_About this task:_ Lines below that include "true" are the answer; copy each one.

_Data for this task:_
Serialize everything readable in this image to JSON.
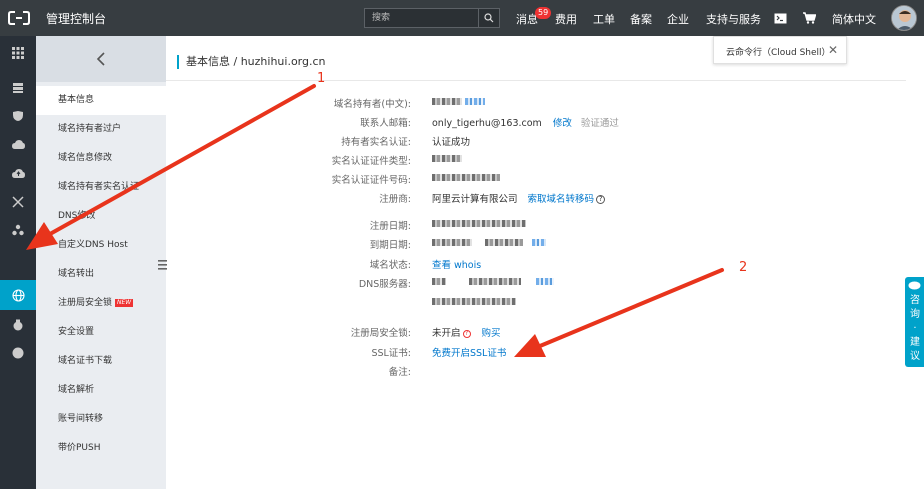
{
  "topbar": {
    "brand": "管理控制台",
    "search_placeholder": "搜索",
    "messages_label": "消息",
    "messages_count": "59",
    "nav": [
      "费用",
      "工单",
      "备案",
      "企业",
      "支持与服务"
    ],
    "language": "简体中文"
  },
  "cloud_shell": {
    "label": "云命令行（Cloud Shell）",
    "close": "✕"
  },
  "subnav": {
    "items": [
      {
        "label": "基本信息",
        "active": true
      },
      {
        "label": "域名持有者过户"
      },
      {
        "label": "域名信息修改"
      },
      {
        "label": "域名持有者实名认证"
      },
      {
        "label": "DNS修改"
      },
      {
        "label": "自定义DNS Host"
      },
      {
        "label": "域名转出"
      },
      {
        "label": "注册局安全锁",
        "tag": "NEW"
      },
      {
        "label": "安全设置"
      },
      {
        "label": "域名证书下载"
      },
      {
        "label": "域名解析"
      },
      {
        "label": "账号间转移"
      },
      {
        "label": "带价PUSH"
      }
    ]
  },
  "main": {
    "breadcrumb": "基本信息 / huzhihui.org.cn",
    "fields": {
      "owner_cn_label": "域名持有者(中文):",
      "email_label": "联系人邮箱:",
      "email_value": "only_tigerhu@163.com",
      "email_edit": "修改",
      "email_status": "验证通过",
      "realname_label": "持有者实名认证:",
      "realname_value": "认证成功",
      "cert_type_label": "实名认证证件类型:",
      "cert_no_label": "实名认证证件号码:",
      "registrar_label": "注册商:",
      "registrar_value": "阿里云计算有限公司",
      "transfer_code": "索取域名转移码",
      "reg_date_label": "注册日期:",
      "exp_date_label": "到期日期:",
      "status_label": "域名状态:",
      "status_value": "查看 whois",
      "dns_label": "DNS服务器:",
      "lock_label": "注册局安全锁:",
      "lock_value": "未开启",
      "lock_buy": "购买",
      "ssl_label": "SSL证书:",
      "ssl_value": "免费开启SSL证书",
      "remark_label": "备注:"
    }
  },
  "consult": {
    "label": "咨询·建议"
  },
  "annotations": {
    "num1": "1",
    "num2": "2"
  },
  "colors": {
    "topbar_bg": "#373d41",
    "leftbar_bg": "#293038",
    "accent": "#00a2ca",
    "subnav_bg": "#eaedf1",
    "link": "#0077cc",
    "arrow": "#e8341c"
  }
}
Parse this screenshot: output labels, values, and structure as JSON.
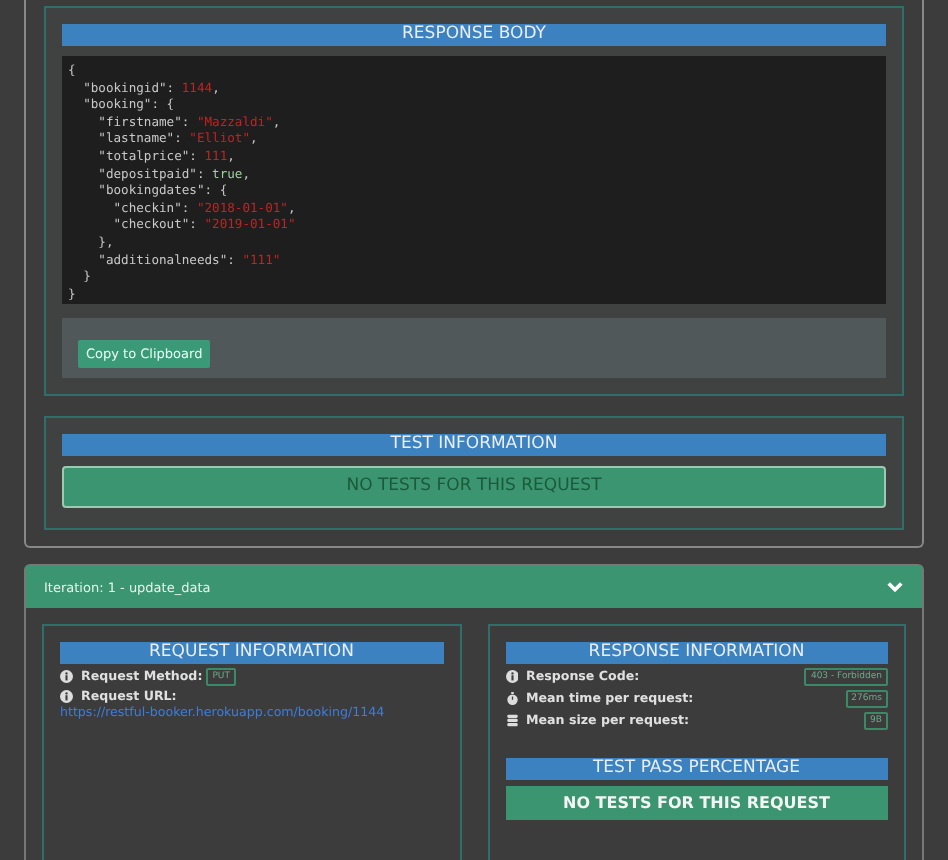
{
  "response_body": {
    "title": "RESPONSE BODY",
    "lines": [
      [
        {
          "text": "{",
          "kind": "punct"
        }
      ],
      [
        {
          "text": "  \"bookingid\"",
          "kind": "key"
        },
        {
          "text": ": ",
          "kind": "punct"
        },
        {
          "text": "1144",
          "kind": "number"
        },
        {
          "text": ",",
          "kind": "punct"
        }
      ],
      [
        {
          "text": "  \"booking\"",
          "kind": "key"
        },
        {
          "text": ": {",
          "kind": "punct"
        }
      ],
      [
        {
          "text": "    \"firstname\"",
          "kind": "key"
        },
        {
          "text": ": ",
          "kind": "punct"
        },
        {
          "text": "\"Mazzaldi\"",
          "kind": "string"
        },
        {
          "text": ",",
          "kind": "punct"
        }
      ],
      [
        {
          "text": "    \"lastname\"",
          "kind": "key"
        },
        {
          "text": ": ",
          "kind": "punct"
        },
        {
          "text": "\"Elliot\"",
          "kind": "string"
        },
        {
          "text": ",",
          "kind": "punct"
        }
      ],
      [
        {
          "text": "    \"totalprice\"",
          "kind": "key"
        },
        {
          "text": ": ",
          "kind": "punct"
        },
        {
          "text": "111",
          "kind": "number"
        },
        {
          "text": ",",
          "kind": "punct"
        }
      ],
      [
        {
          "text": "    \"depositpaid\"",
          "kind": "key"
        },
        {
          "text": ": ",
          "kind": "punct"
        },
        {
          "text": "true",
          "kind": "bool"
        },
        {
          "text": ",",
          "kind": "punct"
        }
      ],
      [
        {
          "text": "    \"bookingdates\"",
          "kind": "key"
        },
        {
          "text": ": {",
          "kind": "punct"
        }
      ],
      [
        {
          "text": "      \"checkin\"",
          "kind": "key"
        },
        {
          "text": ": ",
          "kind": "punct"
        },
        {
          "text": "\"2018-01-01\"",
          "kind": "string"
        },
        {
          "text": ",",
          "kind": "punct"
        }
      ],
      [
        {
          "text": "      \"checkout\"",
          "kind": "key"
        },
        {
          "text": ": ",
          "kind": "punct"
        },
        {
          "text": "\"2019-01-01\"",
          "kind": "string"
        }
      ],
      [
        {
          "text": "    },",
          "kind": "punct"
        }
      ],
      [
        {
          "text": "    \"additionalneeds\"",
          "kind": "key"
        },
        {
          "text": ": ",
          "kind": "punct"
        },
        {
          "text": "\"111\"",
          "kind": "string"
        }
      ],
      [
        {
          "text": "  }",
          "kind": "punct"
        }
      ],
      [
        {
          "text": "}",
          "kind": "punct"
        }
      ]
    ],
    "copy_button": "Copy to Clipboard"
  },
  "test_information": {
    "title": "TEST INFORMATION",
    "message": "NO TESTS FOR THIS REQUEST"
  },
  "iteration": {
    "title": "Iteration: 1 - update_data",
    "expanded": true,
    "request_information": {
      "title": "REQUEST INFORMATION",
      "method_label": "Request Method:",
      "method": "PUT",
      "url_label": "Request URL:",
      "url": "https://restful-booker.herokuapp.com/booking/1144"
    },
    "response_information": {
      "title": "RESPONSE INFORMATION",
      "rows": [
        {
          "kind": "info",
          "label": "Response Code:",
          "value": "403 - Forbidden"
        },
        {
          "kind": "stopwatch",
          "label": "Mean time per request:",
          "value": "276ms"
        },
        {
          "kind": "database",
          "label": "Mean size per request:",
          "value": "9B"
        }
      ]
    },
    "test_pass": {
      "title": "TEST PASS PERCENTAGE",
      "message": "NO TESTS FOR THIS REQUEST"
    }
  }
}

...

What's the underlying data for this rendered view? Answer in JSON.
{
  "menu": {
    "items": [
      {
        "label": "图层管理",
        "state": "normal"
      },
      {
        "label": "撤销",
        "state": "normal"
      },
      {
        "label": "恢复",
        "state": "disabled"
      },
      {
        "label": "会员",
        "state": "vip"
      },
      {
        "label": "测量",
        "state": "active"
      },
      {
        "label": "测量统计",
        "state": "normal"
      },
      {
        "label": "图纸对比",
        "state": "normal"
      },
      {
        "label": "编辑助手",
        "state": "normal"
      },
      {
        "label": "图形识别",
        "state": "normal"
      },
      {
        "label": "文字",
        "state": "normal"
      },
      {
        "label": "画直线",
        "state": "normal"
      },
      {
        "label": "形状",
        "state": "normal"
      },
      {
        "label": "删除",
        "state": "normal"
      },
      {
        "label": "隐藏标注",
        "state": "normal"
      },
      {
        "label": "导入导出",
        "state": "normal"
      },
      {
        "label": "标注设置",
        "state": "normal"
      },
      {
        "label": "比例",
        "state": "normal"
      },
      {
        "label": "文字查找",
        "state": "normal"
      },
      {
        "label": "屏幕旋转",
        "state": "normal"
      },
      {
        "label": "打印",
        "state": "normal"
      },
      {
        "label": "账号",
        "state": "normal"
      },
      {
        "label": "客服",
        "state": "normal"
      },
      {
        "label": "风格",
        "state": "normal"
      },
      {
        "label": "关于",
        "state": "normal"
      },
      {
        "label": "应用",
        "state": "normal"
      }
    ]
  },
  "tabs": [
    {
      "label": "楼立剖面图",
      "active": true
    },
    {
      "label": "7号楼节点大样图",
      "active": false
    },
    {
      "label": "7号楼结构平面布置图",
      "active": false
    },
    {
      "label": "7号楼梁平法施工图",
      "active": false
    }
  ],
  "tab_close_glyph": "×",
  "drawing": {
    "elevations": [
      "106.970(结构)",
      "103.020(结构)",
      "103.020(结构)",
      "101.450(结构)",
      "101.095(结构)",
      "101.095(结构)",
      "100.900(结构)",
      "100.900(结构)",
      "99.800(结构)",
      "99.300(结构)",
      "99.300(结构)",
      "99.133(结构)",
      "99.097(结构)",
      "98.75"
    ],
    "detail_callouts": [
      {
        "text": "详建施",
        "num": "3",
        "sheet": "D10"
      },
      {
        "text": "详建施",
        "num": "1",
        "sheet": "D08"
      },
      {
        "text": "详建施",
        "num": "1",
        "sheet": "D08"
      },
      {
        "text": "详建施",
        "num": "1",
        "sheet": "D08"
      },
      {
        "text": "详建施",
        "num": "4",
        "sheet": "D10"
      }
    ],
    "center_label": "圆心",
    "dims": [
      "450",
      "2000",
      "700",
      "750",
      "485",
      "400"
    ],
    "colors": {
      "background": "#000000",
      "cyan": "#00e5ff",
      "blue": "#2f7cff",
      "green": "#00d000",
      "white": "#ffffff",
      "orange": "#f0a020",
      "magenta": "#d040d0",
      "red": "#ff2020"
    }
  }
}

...

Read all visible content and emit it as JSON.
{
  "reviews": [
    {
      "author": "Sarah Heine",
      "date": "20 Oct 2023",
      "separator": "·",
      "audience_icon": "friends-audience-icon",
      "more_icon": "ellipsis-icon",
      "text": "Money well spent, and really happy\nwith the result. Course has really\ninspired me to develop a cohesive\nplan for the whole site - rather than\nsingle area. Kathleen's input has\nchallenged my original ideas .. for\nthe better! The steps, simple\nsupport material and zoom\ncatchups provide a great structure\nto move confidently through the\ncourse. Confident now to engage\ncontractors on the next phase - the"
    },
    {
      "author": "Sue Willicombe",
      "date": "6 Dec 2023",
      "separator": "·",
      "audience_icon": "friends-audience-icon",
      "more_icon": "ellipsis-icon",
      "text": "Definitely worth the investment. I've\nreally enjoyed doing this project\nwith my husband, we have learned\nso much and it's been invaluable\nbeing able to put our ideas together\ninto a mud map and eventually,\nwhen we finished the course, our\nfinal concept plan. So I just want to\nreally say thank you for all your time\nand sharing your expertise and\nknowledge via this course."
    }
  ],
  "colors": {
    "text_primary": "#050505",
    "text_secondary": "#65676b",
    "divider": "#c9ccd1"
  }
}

_Task result:_
        "active": true
          "text": "true",
    "expanded": true,
      "active": true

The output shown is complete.